Inevitably, there has to be weaknesses, and once again it comes in the form of the film’s main antagonist. Pace’s Ronan looks the part, coming complete with a hammer that even Asgard’s greatest son would be proud of, but outside of his powerful accessory, he feels barely written, an empty character. Malekith mark 2, if you will. Marvel seem to have a problem writing their villains, which raises a fear or two for when Thanos is finally introduced as the feature foe. And it’s The Mad Titan that provides another of Guardians’ low points; his proper debut in the Cinematic Universe should be a major moment, but is ruined by almost embarrasing CG, with the Universe’s overarching bad guy looking like he would be more at home in Toon Town alongside Roger Rabbit. For Thanos to succeed, Josh Brolin needs to be put in the make-up chair and let him give the character a true face to go with the voice.
And then we come to the movie’s major downfall, and one that has plagued Marvel features before. As you sit through the final act and watch a sky battle followed by something crashing to the ground below, you would be forgiven for thinking you were watching The Winter Soldier or The Dark World, just with Drax and Ronan replacing Cap and Bucky. It’s always visually pleasing, of course, but things need to change and break away from the default setting that Marvel filmwriters seem to be stuck on. Looking ahead, if Ultron or whoever Thor and Cap face in their next solo outings have a airship of some kind, pretty much anyone will be able to write the ending.
Make no mistake though, this is an excellent film. Ably assisted with a stellar soundtrack that will throw those of us from the 80’s right back there, and a script teeming with humour and emotion, Gunn has taken on the challenge of starting a new Marvel movie franchise and, at least at this point, succeeded. It may not have started as a mainstream entity, but it will soon be, and that bodes very well for the future. It’s becoming an easy trap to fall into to say ‘Best Marvel movie yet’ but with Guardians of the Galaxy – almost against the odds – it may be apt this time.
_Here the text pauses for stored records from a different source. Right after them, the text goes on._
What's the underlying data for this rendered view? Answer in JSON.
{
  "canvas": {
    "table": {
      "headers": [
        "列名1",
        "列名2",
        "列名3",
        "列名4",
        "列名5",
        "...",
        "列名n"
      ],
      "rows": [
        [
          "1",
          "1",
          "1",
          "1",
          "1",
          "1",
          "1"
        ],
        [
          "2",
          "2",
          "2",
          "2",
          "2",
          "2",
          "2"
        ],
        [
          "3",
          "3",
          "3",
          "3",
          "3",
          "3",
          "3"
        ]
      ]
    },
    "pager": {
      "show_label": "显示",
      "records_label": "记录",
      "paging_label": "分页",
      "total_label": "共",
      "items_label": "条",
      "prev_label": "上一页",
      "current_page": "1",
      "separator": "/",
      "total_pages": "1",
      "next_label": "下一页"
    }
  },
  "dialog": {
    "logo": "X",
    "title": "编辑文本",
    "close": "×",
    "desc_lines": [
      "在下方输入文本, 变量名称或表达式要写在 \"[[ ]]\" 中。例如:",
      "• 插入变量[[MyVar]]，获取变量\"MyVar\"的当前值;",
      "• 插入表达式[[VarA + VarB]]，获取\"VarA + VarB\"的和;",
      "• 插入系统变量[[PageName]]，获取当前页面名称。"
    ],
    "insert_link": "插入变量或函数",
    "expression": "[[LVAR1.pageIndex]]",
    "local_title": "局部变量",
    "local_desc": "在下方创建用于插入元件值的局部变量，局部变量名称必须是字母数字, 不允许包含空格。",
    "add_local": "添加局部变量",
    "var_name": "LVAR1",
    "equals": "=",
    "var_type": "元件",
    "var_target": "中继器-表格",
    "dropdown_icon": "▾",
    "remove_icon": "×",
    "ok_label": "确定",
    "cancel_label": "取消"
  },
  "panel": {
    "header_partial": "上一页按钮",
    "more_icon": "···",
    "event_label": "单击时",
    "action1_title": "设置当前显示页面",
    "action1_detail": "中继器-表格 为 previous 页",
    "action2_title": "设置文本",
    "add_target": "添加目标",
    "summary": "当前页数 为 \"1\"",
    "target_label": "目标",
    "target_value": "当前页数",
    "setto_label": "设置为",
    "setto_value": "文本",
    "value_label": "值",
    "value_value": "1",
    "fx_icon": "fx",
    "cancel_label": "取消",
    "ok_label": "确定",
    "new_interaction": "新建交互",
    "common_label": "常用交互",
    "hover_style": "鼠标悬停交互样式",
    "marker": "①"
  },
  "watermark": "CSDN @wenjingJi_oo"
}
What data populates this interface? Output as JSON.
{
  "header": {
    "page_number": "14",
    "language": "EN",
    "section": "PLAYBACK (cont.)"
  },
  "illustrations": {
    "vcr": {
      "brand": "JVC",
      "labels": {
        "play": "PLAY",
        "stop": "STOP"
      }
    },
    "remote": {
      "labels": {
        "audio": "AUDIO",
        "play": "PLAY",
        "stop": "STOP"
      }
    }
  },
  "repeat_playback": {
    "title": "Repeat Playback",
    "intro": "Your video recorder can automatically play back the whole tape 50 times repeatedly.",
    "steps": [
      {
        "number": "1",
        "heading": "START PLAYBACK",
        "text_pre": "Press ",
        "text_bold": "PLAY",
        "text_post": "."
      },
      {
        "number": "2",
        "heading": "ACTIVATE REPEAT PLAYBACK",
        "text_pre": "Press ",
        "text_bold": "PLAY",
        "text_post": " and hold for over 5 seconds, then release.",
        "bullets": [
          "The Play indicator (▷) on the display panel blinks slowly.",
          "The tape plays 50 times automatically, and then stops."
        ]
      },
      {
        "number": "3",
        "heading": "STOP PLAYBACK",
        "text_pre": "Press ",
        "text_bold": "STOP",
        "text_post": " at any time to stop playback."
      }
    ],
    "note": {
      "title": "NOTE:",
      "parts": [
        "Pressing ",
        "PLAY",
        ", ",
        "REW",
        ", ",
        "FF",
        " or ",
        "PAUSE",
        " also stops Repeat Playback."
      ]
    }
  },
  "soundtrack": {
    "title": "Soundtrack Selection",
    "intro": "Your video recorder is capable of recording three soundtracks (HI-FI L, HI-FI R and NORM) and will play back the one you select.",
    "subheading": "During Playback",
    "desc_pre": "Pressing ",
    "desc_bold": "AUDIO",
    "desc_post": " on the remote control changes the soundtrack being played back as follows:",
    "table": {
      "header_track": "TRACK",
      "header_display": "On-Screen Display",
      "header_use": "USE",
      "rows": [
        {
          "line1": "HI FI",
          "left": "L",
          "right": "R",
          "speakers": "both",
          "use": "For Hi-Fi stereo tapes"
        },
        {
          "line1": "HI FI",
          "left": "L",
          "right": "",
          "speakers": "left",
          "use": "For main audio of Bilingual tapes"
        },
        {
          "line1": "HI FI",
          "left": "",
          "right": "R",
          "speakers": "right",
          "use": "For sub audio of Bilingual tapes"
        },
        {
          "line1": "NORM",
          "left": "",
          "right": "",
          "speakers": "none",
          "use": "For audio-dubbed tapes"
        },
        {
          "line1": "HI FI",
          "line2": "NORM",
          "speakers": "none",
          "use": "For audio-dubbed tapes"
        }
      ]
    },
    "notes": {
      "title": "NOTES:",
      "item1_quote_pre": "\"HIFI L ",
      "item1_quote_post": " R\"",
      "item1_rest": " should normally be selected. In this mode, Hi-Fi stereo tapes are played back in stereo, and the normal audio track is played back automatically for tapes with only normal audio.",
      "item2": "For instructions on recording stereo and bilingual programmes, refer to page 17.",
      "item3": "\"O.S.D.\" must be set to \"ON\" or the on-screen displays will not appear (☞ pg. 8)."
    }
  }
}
Last but not least, the post-credit sting – make sure you stay until the very end – is classic Marvel… in more ways than one.